From parent report, there is a preponderance of gastroenterological problems in children with Autism Spectrum Disorder (ASD). Children are reported to be constipated, have diarrhea, stomach pain, bloating, cramping, etc. Gastrointestinal (GI) issues may also affect toilet training efforts, sleeping schedules, and other daily activities and quality of life issues for the entire family. It has logically been suggested that some behavior problems may actually be a reaction to GI discomfort or pain. From the research, it is not clear that this is true. However, it is clear that many children and adults with ASD are quite uncomfortable, and perhaps this is due to GI disorders.

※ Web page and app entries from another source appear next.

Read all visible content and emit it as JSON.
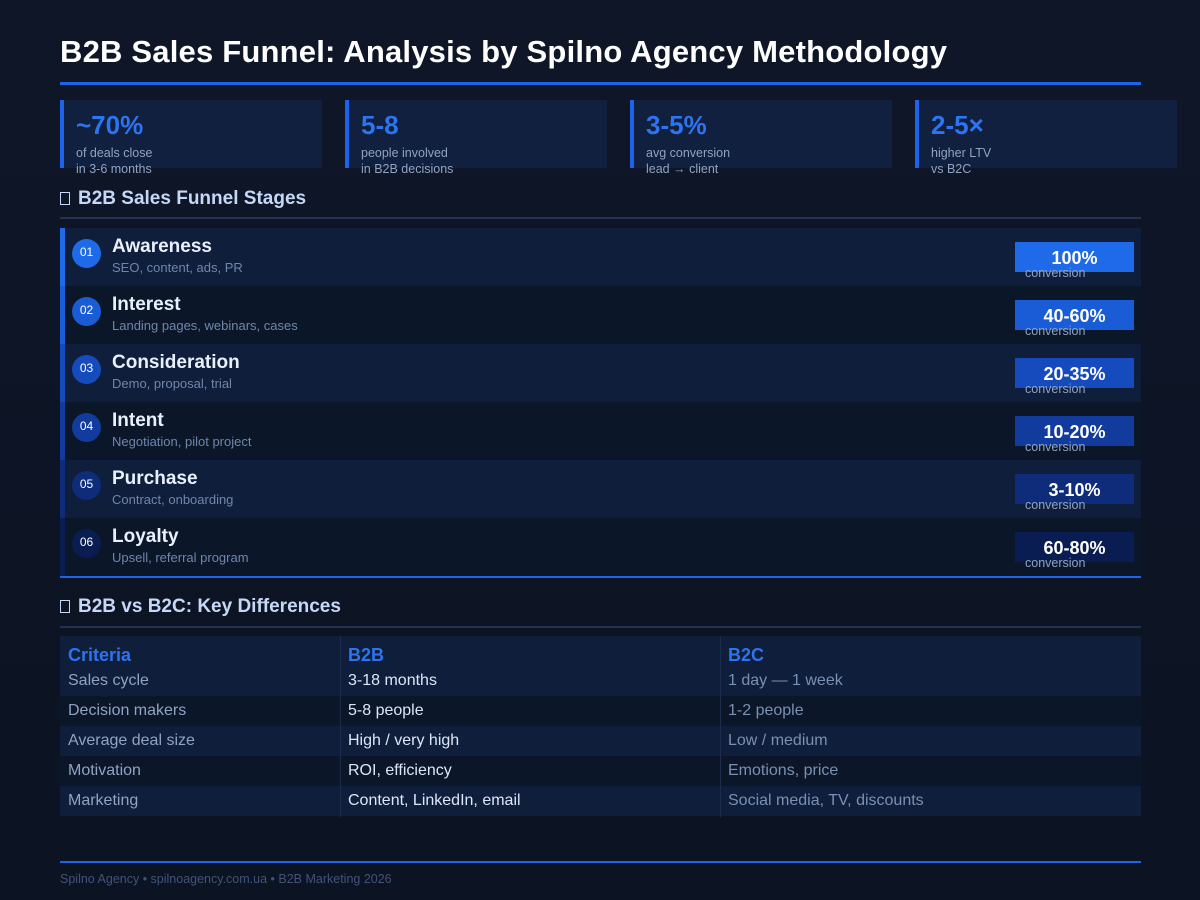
{
  "page": {
    "title": "B2B Sales Funnel: Analysis by Spilno Agency Methodology"
  },
  "stats": [
    {
      "value": "~70%",
      "line1": "of deals close",
      "line2": "in 3-6 months"
    },
    {
      "value": "5-8",
      "line1": "people involved",
      "line2": "in B2B decisions"
    },
    {
      "value": "3-5%",
      "line1": "avg conversion",
      "line2": "lead → client"
    },
    {
      "value": "2-5×",
      "line1": "higher LTV",
      "line2": "vs B2C"
    }
  ],
  "funnel": {
    "heading": "B2B Sales Funnel Stages",
    "heading_icon": "chart-icon",
    "conversion_label": "conversion",
    "stages": [
      {
        "num": "01",
        "name": "Awareness",
        "sub": "SEO, content, ads, PR",
        "rate": "100%",
        "color": "#1e6ae8"
      },
      {
        "num": "02",
        "name": "Interest",
        "sub": "Landing pages, webinars, cases",
        "rate": "40-60%",
        "color": "#1a5bd6"
      },
      {
        "num": "03",
        "name": "Consideration",
        "sub": "Demo, proposal, trial",
        "rate": "20-35%",
        "color": "#164bbd"
      },
      {
        "num": "04",
        "name": "Intent",
        "sub": "Negotiation, pilot project",
        "rate": "10-20%",
        "color": "#123b9e"
      },
      {
        "num": "05",
        "name": "Purchase",
        "sub": "Contract, onboarding",
        "rate": "3-10%",
        "color": "#0e2c7a"
      },
      {
        "num": "06",
        "name": "Loyalty",
        "sub": "Upsell, referral program",
        "rate": "60-80%",
        "color": "#0a1d52"
      }
    ]
  },
  "comparison": {
    "heading": "B2B vs B2C: Key Differences",
    "heading_icon": "compare-icon",
    "headers": [
      "Criteria",
      "B2B",
      "B2C"
    ],
    "rows": [
      [
        "Sales cycle",
        "3-18 months",
        "1 day — 1 week"
      ],
      [
        "Decision makers",
        "5-8 people",
        "1-2 people"
      ],
      [
        "Average deal size",
        "High / very high",
        "Low / medium"
      ],
      [
        "Motivation",
        "ROI, efficiency",
        "Emotions, price"
      ],
      [
        "Marketing",
        "Content, LinkedIn, email",
        "Social media, TV, discounts"
      ]
    ]
  },
  "footer": {
    "text": "Spilno Agency • spilnoagency.com.ua • B2B Marketing 2026"
  },
  "colors": {
    "accent": "#1e63e9",
    "background": "#0e1628"
  }
}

Many children and adults with ASD restrict their diets; this may be due to allergies, lactose intolerance, sensory preferences (for example, preferring one texture of food over another), as well as personal taste. Some have such limited food choices that they are not able to get the nutrition they need through the foods they eat. Some diets include only "white" foods, or a diet that has very little protein and almost no fruits and vegetables. Still others eat only one type of highly processed chicken nuggets, and still others rotate among 3 – 6 food items of a similar texture. Many do not drink enough liquids and others drink too much. Feeding centers and feeding therapists address texture, habit, and taste preference issues. However, it is possible that more than food choice and allergy contribute to the limited diets and the gastroenterological issues that plague so many individuals and their families; research has yet to verify this.

It may be difficult to diagnose a GI problem in an individual with ASD who has communication deficits. The person may be unable to verbally express his or her discomfort or to describe the pain. Instead of using words, an individual with ASD may express discomfort by actions. These actions may be interpreted as behavior problems, when in reality the child or adult is simply reacting to pain. This theory has not been thoroughly researched, and there is no evidence-based data to support any recommendations at this time.

If you suspect GI problems, consult with your child's doctor. He or she may ask you to track your child's food intake and bowel movements, including their frequency, consistency, size, and shape.

Additional Resources:

The Center for Autism Research and The Children's Hospital of Philadelphia do not endorse or recommend any specific person or organization or form of treatment. The information included within the CAR Autism Roadmap™ and CAR Resource Directory™ should not be considered medical advice and should serve only as a guide to resources publicly and privately available. Choosing a treatment, course of action, and/or a resource is a personal decision, which should take into account each individual's and family's particular circumstances.